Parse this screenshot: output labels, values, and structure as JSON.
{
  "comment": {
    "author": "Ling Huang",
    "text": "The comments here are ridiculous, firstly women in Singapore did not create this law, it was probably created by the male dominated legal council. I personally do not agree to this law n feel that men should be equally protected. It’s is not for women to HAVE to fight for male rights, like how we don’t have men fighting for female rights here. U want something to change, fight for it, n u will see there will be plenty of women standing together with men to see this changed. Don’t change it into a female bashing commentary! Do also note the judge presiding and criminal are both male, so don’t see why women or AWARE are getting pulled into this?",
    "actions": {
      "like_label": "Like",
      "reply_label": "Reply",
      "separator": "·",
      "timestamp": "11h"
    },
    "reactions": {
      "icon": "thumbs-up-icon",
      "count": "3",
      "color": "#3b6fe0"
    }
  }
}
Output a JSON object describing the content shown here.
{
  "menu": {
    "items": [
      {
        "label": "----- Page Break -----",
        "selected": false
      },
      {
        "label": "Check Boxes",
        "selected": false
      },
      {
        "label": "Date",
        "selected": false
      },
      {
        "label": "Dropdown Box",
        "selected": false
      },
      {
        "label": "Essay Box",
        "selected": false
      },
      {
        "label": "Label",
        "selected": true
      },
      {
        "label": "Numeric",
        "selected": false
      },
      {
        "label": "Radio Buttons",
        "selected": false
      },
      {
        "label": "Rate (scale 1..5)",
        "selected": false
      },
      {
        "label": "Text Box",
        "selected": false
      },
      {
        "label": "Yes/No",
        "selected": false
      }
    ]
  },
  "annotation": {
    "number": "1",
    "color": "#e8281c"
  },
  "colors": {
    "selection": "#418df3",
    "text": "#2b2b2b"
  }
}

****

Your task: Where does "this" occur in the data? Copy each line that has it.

Answer area:
Parse this screenshot: output labels, values, and structure as JSON.
    "text": "The comments here are ridiculous, firstly women in Singapore did not create this law, it was probably created by the male dominated legal council. I personally do not agree to this law n feel that men should be equally protected. It’s is not for women to HAVE to fight for male rights, like how we don’t have men fighting for female rights here. U want something to change, fight for it, n u will see there will be plenty of women standing together with men to see this changed. Don’t change it into a female bashing commentary! Do also note the judge presiding and criminal are both male, so don’t see why women or AWARE are getting pulled into this?",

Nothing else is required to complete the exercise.